Agreed. And you have the right idea... work with folks to come up with a good solution
I had to go back and reread that 3 times to make sure I wasn't seeing things lol.
Dog-bird had been found in a tree in a parking lot in LA. The owner had him from that day on - 30 years when I adopted him. Who knows how old he was when they found him. He was not a hand raised parrot - probably a wild caught parrot. He spent most his time in his cage before he came home with me. I didn't want to leave him home alone for a weekend so I got a travel cage and took him camping. He loves camping now. It's the only time he'll eat people food. He likes to watch the wild birds.
Okay, so I have been prepping for a trip to a particular festival and knowing that...
A. They only provide for primitive camping.
B. There are areas for the all night party crowd, and the family friendly campers.
C. I can reserve a given spot in advance.
D. This is a place and event we have frequented in years past. We stopped camping when I got on CPAP, but want to start again. We are very familiar with the terrain, and prevailing winds during a given season.
I can select a campsite along the outer row, where the property abuts the neighboring property, only thing on the other side of the fence is cows and trees. And this leads to the familiarity with the winds. We NEVER smell the cows, because the prevailing winds almost always blow toward the cattle.
Thus if I set the generator up close to the fence line by the bushes, (far enough to not cause a fire hazard of course), there are several things that will happen.
#1. The soft surfaces of the bushes will blunt the sounds of the generator.
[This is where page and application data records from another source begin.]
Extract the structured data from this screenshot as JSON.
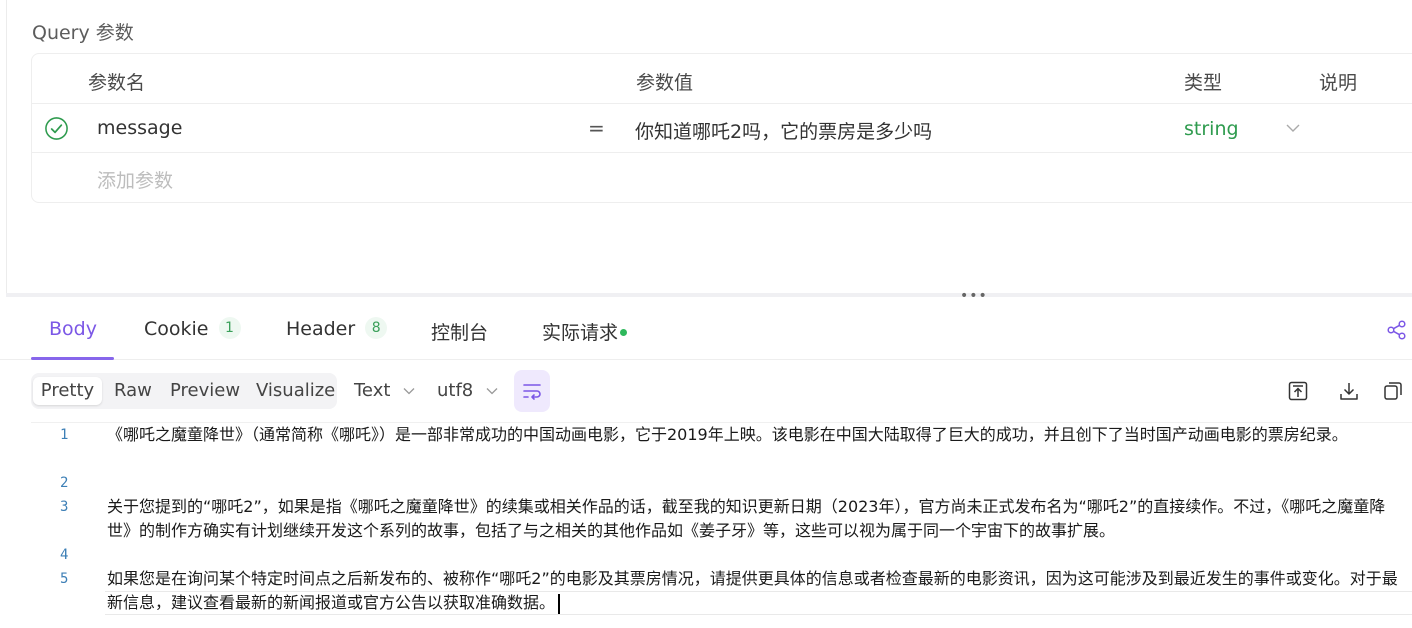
{
  "query": {
    "section_title": "Query 参数",
    "headers": {
      "name": "参数名",
      "value": "参数值",
      "type": "类型",
      "desc": "说明"
    },
    "row": {
      "name": "message",
      "eq": "=",
      "value": "你知道哪吒2吗，它的票房是多少吗",
      "type": "string"
    },
    "add_placeholder": "添加参数"
  },
  "response_tabs": [
    {
      "label": "Body",
      "badge": ""
    },
    {
      "label": "Cookie",
      "badge": "1"
    },
    {
      "label": "Header",
      "badge": "8"
    },
    {
      "label": "控制台",
      "badge": ""
    },
    {
      "label": "实际请求",
      "badge": ""
    }
  ],
  "toolbar": {
    "views": [
      "Pretty",
      "Raw",
      "Preview",
      "Visualize"
    ],
    "format": "Text",
    "encoding": "utf8"
  },
  "body_lines": [
    {
      "num": "1",
      "text": "《哪吒之魔童降世》（通常简称《哪吒》）是一部非常成功的中国动画电影，它于2019年上映。该电影在中国大陆取得了巨大的成功，并且创下了当时国产动画电影的票房纪录。"
    },
    {
      "num": "2",
      "text": ""
    },
    {
      "num": "3",
      "text": "关于您提到的“哪吒2”，如果是指《哪吒之魔童降世》的续集或相关作品的话，截至我的知识更新日期（2023年），官方尚未正式发布名为“哪吒2”的直接续作。不过，《哪吒之魔童降世》的制作方确实有计划继续开发这个系列的故事，包括了与之相关的其他作品如《姜子牙》等，这些可以视为属于同一个宇宙下的故事扩展。"
    },
    {
      "num": "4",
      "text": ""
    },
    {
      "num": "5",
      "text": "如果您是在询问某个特定时间点之后新发布的、被称作“哪吒2”的电影及其票房情况，请提供更具体的信息或者检查最新的电影资讯，因为这可能涉及到最近发生的事件或变化。对于最新信息，建议查看最新的新闻报道或官方公告以获取准确数据。"
    }
  ]
}
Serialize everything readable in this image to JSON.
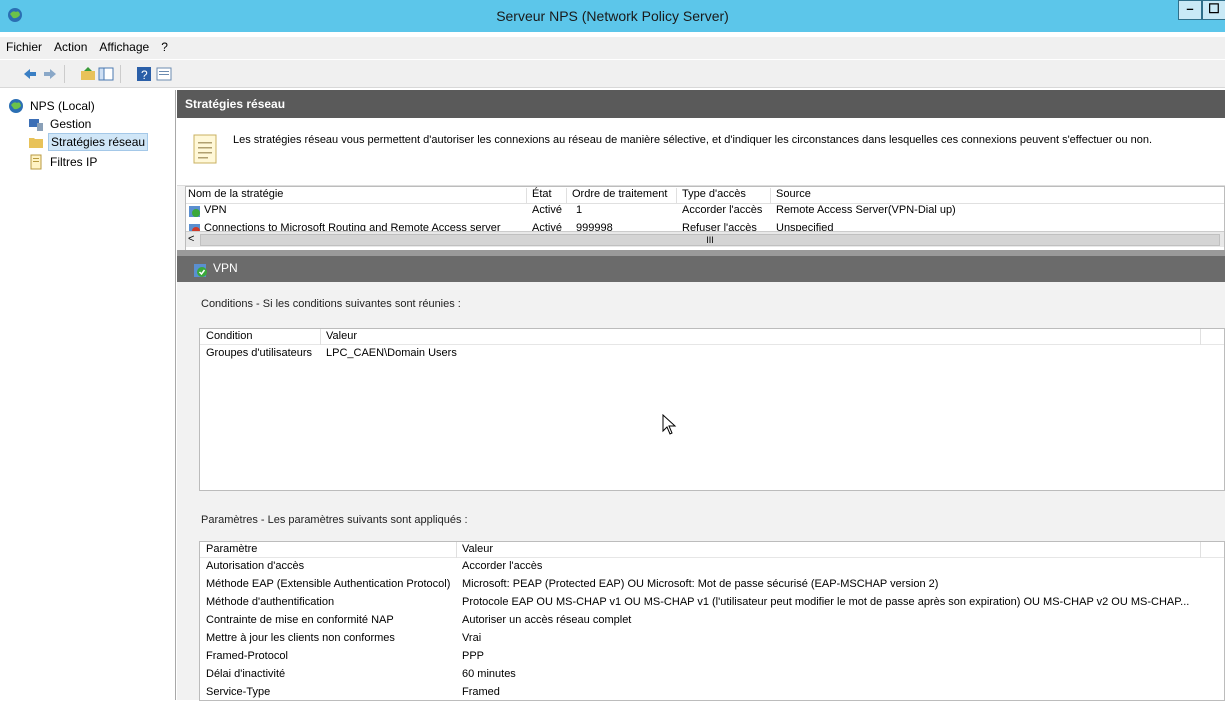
{
  "window": {
    "title": "Serveur NPS (Network Policy Server)",
    "min_label": "–",
    "max_label": "☐"
  },
  "menu": {
    "file": "Fichier",
    "action": "Action",
    "view": "Affichage",
    "help": "?"
  },
  "toolbar": {
    "icons": [
      "back-arrow-icon",
      "forward-arrow-icon",
      "up-folder-icon",
      "show-hide-tree-icon",
      "help-icon",
      "properties-icon"
    ]
  },
  "tree": {
    "root": "NPS (Local)",
    "items": [
      "Gestion",
      "Stratégies réseau",
      "Filtres IP"
    ]
  },
  "main": {
    "header": "Stratégies réseau",
    "info": "Les stratégies réseau vous permettent d'autoriser les connexions au réseau de manière sélective, et d'indiquer les circonstances dans lesquelles ces connexions peuvent s'effectuer ou non.",
    "columns": [
      "Nom de la stratégie",
      "État",
      "Ordre de traitement",
      "Type d'accès",
      "Source"
    ],
    "policies": [
      {
        "name": "VPN",
        "state": "Activé",
        "order": "1",
        "access": "Accorder l'accès",
        "source": "Remote Access Server(VPN-Dial up)"
      },
      {
        "name": "Connections to Microsoft Routing and Remote Access server",
        "state": "Activé",
        "order": "999998",
        "access": "Refuser l'accès",
        "source": "Unspecified"
      }
    ],
    "scroll_thumb": "III",
    "scroll_left": "<"
  },
  "detail": {
    "title": "VPN",
    "conditions_title": "Conditions - Si les conditions suivantes sont réunies :",
    "conditions_columns": [
      "Condition",
      "Valeur"
    ],
    "conditions": [
      {
        "name": "Groupes d'utilisateurs",
        "value": "LPC_CAEN\\Domain Users"
      }
    ],
    "params_title": "Paramètres - Les paramètres suivants sont appliqués :",
    "params_columns": [
      "Paramètre",
      "Valeur"
    ],
    "params": [
      {
        "name": "Autorisation d'accès",
        "value": "Accorder l'accès"
      },
      {
        "name": "Méthode EAP (Extensible Authentication Protocol)",
        "value": "Microsoft: PEAP (Protected EAP) OU Microsoft: Mot de passe sécurisé (EAP-MSCHAP version 2)"
      },
      {
        "name": "Méthode d'authentification",
        "value": "Protocole EAP OU MS-CHAP v1 OU MS-CHAP v1 (l'utilisateur peut modifier le mot de passe après son expiration) OU MS-CHAP v2 OU MS-CHAP..."
      },
      {
        "name": "Contrainte de mise en conformité NAP",
        "value": "Autoriser un accès réseau complet"
      },
      {
        "name": "Mettre à jour les clients non conformes",
        "value": "Vrai"
      },
      {
        "name": "Framed-Protocol",
        "value": "PPP"
      },
      {
        "name": "Délai d'inactivité",
        "value": "60 minutes"
      },
      {
        "name": "Service-Type",
        "value": "Framed"
      }
    ]
  }
}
#2. I use an insulating foam and gorilla tape "quiet box". I allow for sufficient ventilation, but the box helps reduce noise transmission. It's not perfect, but keeps it from sounding like a chain saw felling logs.
#3. Only use the generator to recharge my power pack, during the day. I.E. get up, fire up generator, plug in to charge and make breakfast. By the time breakfast and showers are done the power pack should be charged for the next use...
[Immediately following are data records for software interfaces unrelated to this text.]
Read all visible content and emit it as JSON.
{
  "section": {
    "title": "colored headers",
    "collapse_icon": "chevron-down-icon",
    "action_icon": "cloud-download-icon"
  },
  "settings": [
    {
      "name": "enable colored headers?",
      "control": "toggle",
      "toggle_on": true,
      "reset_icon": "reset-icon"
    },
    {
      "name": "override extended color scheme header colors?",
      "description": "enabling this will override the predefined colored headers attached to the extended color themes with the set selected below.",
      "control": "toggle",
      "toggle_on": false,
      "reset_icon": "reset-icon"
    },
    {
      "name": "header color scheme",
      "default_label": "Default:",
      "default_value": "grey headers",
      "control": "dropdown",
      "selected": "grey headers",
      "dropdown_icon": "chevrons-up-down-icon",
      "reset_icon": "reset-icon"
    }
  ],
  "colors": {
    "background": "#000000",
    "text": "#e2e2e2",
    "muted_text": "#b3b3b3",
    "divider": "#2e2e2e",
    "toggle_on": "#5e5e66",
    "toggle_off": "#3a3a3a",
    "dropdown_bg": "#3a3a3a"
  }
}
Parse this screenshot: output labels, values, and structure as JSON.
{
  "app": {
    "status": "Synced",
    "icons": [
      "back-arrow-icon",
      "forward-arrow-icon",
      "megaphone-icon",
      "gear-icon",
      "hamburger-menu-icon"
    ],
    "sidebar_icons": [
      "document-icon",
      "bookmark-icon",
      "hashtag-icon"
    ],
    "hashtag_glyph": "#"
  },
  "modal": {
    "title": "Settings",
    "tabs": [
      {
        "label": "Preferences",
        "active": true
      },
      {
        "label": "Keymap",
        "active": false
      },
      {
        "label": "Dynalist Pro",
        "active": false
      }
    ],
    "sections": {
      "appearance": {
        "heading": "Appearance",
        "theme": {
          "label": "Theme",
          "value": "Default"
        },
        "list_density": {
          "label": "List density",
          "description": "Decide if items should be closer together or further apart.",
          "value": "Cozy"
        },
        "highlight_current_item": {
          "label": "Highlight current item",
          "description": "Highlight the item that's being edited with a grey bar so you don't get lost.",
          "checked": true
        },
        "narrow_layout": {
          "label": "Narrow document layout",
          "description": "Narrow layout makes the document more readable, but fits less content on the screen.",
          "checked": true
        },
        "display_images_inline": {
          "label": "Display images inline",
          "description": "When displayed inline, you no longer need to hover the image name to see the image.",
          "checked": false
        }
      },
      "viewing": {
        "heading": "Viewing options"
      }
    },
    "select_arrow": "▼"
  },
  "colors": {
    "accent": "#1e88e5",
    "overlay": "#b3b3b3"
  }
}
I have camped at least 50 nights with a CPAP, 6 nights in 1 trip and use a small jumper battery pack and can get 2 nights easily at 8+ hours each night. For longer trips I use a 10w solar panel to recharge it. It can also be charged through my TV. I believe the battery is only a 20Ah sealed lead acid battery. If you have an onboard battery, you should be able to go much longer.
With the heated hose off and the humidifier off the CPAP does not pull much power.
If anything get a group 24 deep cell, and use the generator for a couple hours to charge it, but not run the generator all night.
I like and agree with everything except I would get a group 27 battery instead. That is what I use.
Back to the actual thread topic.
I despise generators when camping. I have a large enough dual 6v battery bank to not need one. When dry camping I choose places with restrictions on generators.
If someone chose a place with restrictions, then broke the rules for any kind of exemption, I would be pissed.
I completely agree. I was at a place camping with a group this past August (been going there for 30 years) where there were no generator restrictions, but there has always been a general understanding that no generators should be used other than during the day. Three 30'+ TT's pulled in and set up camp about 100 feet from the rest of our group. For three nights in a row, the folks in the TT's ran their contractor generators so that they could watch TV inside their camper until around midnight. For us, sitting around the campfire those nights, hearing those genny's running when the only noise we should have heard, the crackling of the campfire, good conversation and the chirping of the crickets, was aggravating. Thank God that they didn't need the A/C or I'm sure they would have left the genny's on all night.
How about some helpful details like, what kind of CPAP and jumper box?
FWIW, the idea is to run the generator ONLY during the day, most notably, when people are up and running amok causing all sorts of noises in the campground. It is always best to keep as quiet as you can when people are trying to sleep...
There are a few CPAP threads already on the portal with a lot of great info.